Fruit compound more potent than drugs against leukemia

Your body constantly makes new blood cells and when this physiological machinery goes awry and starts making abnormal cells it can lead to leukemia. Now, research into the health benefits of plant foods reveals a fruit with natural substances that have the potential to stop deadly leukemia at its source. Considering its one of the most nutrient-dense foods you can eat, I’m not surprised.

Researchers at the University of Waterloo in Ontario, Canada, have found a type of fat in avocados that can stymie a variety of leukemia called acute myeloid leukemia (AML) — a deadly illness that when it occurs in people over 65, has a 90 percent death rate within five years.

This fat in avocado attacks the root of AML — stem cells that yield cancerous blood cells. This is a huge deal as researchers explain there are hardly any types of drugs available that can go after leukemia stem cells.

“The stem cell is really the cell that drives the disease,” says researcher Paul Professor Spagnuolo. “The stem cell is largely responsible for the disease developing and it’s the reason why so many patients with leukemia relapse. We’ve performed many rounds of testing to determine how this new (fat) works at a molecular level and confirmed that it targets stem cells selectively, leaving healthy cells unharmed.”

Spagnuolo is trying to develop this type of avocado fat — called avocatin B — into a drug that can be used to fight leukemia. But it may be years before avocation B is used widely against AML.

You, however, don’t have to wait until some drug company starts selling a refined version of the avocado’s healing fat just to reap its many health benefits.

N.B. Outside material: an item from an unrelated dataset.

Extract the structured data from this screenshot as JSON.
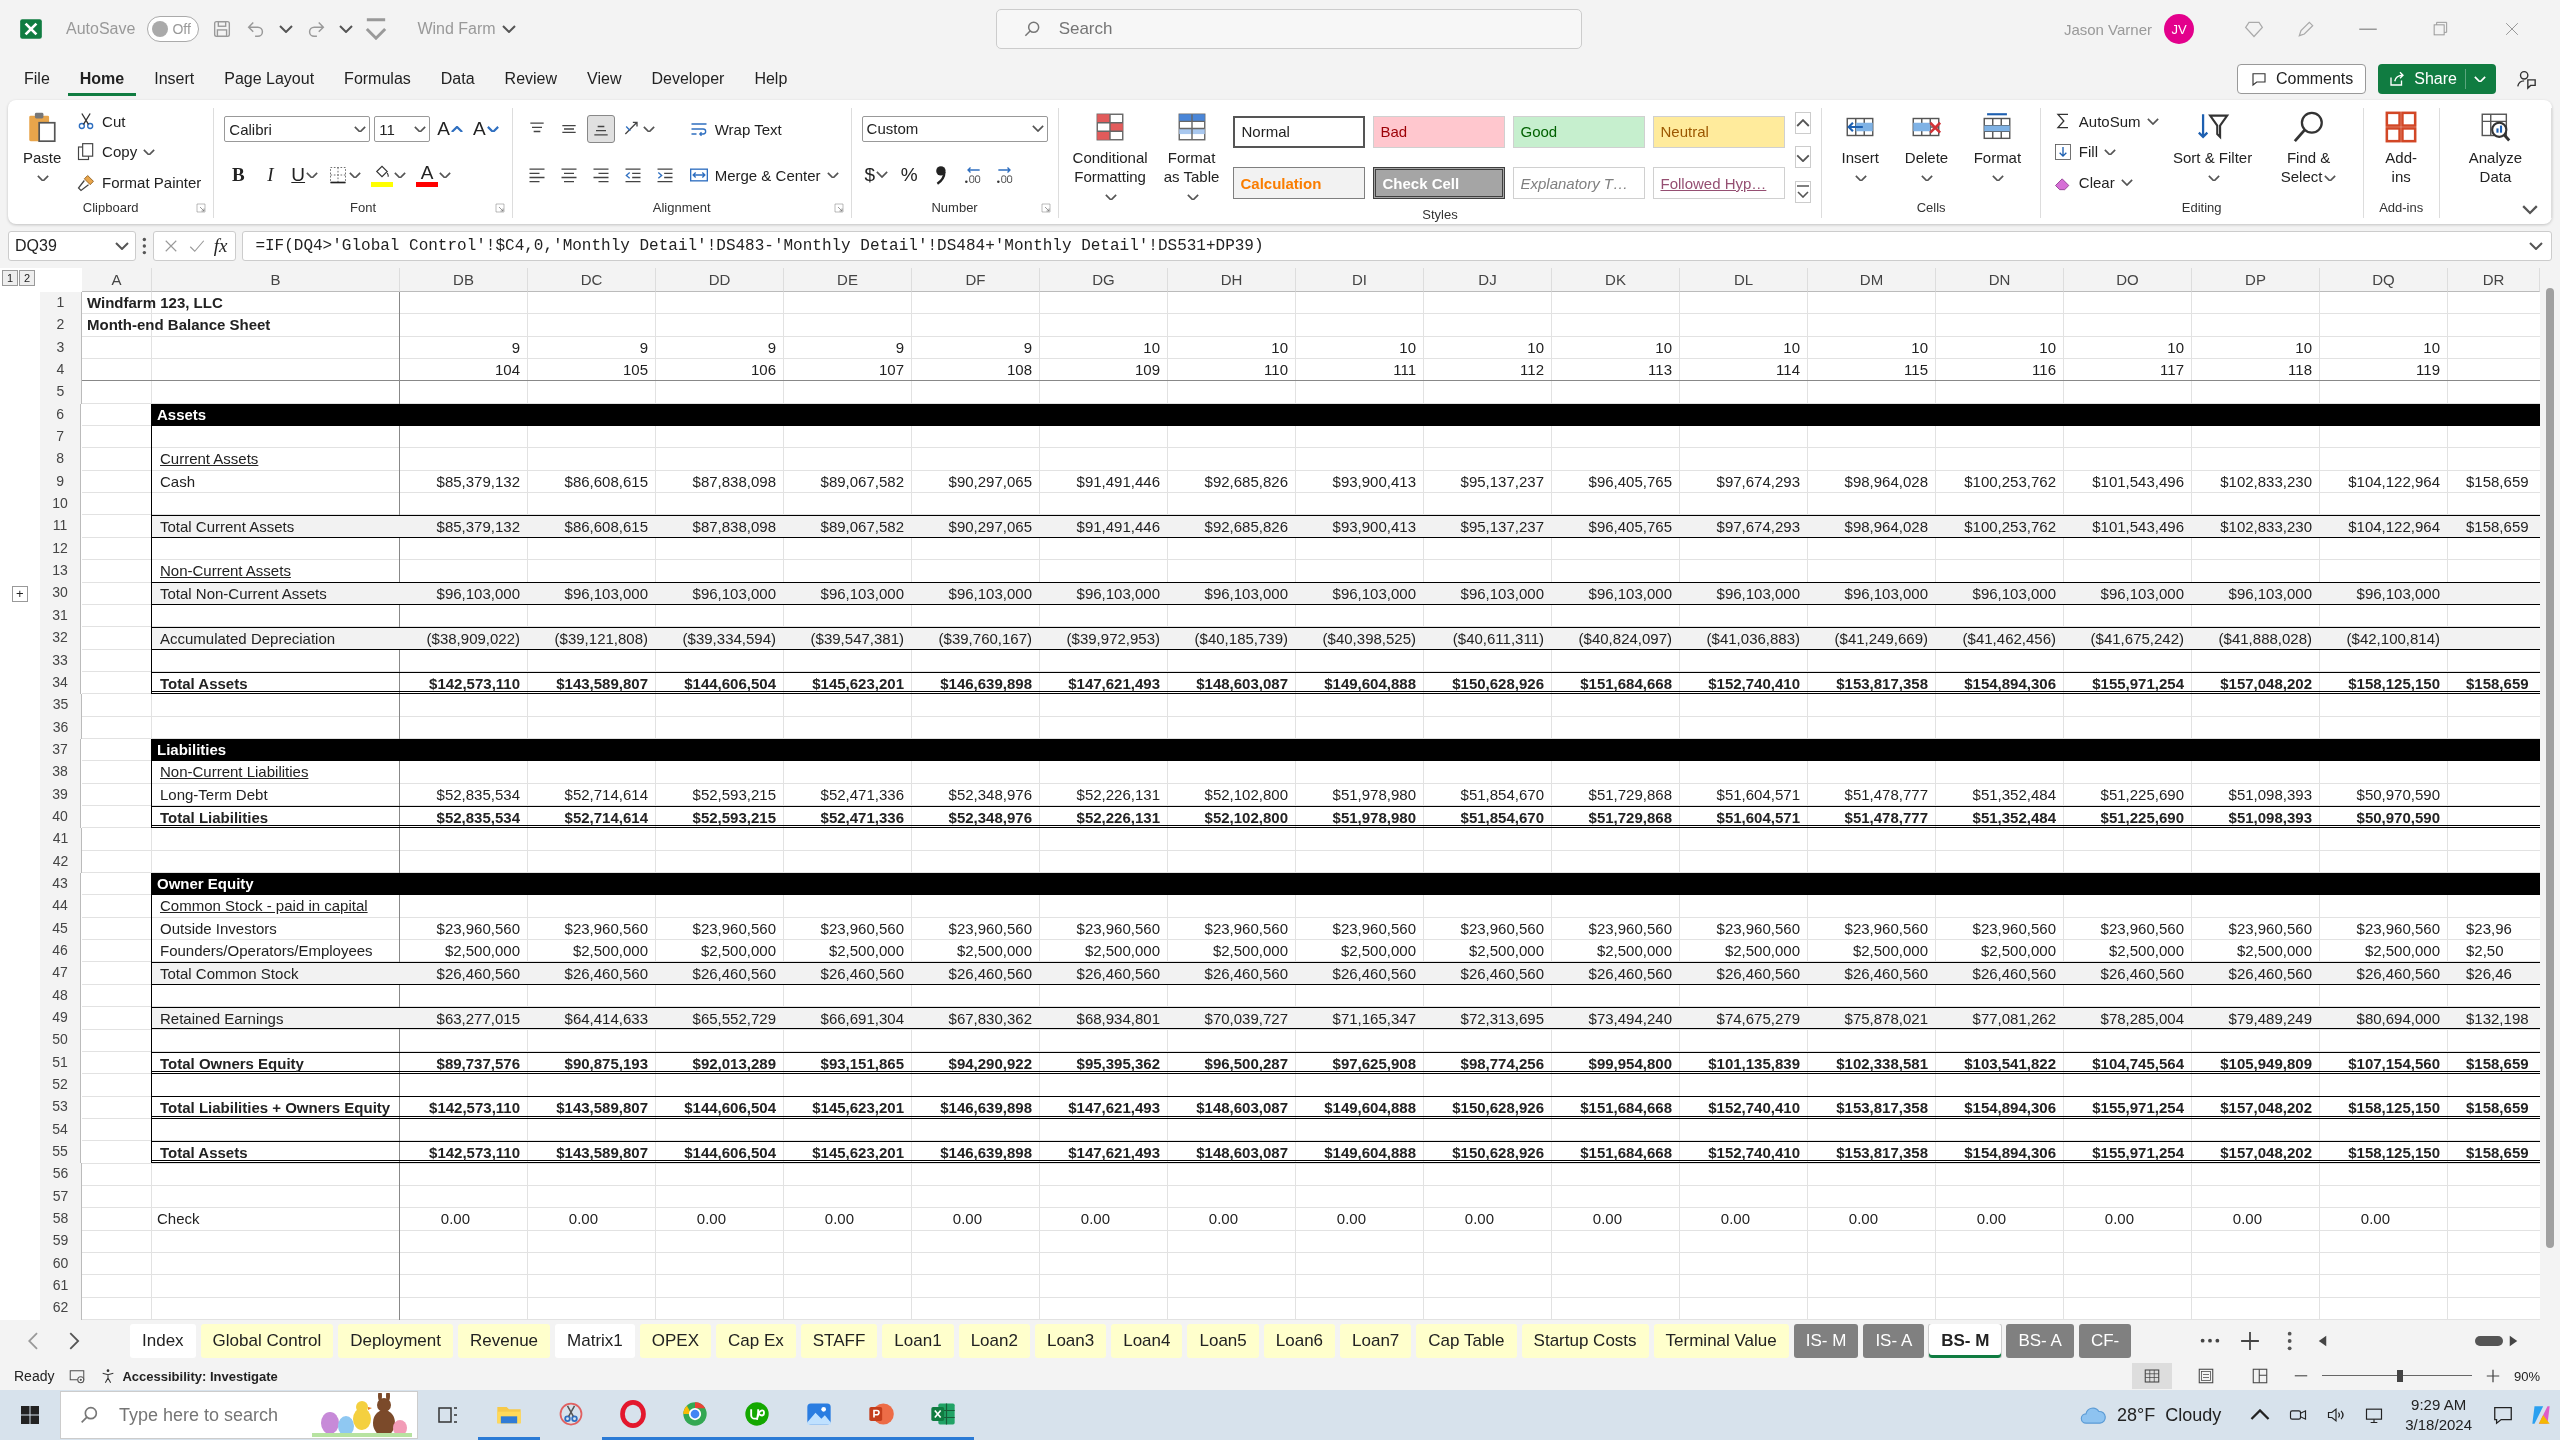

Start eating avocados now and you may enjoy a little of its anti-cancer effects, as well as an abundance of nutritional benefits that include 20 vitamins and minerals, beneficial plant compounds and brain-healthy fats.

Avocado is great in sandwiches and salads, but if you’re not a fan of plain avocado, give this easy healthy guacamole recipe a try.


Carl Lowe

By Carl Lowe

has written about health, fitness and nutrition for a wide range of publications including Prevention Magazine, Self Magazine and Time-Life Books. The author of more than a dozen books, he has been gluten-free since 2007.